- Löhr, C. V. One Hundred Two Tumors in 100 Goats (1987–2011). Vet. Pathol. 50, 668–675 (2013).
- Zubaidy, A. J. Caprine Neoplasms in Iraq: Case Reports and Review of the Literature. Vet. Pathol. 13, 460–461 (1976).
- Bastianello, S. S. A survey of neoplasia in domestic species over a 40-year period from 1935 to 1974 in the Republic of South Africa. III. Tumours occurring in pigs and goats. Onderstepoort J. Vet. Res. 50, 25–28 (1983).
- Skin. In Goat Medicine 23–60 (John Wiley & Sons, Ltd, 2009). doi:10.1002/9780813818825.ch2
- Roth, L. & Perdrizet, J. Cutaneous histiocytoma in a goat. Cornell Vet. 75, 303–306 (1985).
- Ramadan, R. O. Squamous cell carcinoma of the perineum of the goat. Br. Vet. J. 131, 347–350 (1975).
- Yeruham, I., Nyska, A., Orgad, U. & Waner, T. Perianal Squamous Cell Carcinoma in Goats. J. Vet. Med. Ser. A 40, 432–436 (1993).
- Bildfell, R. J., Valentine, B. A. & Whitney, K. M. Cutaneous Vasoproliferative Lesions in Goats. Vet. Pathol. 39, 273–277 (2002).
- Thomas, A. D. Skin cancer of the Angora goat in South Africa.

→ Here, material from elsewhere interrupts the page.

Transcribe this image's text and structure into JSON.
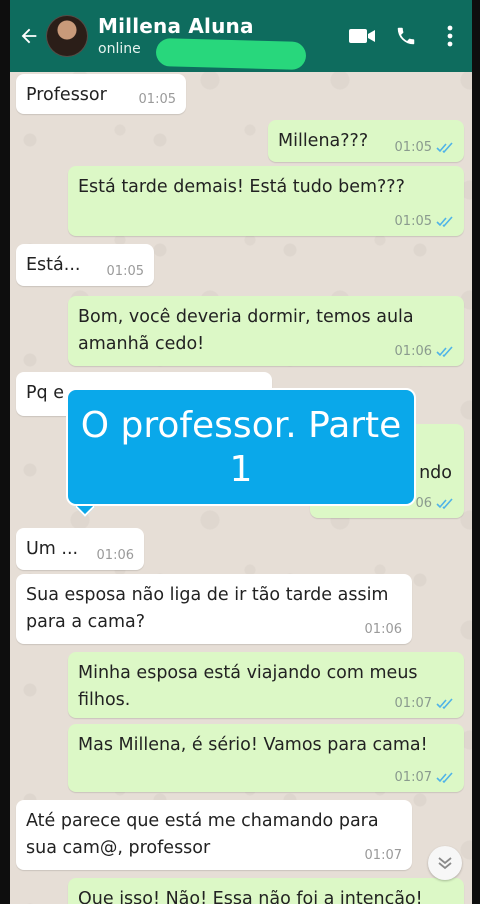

PhD dissertation (University of South Africa, 1928).
Author: Carol E. Haak (resident) and edited by Tracy Stokol.
Acknowledgments: The author thanks Dr. Juul-Nielsen for submission of the surgically excised mass and permission to use this case.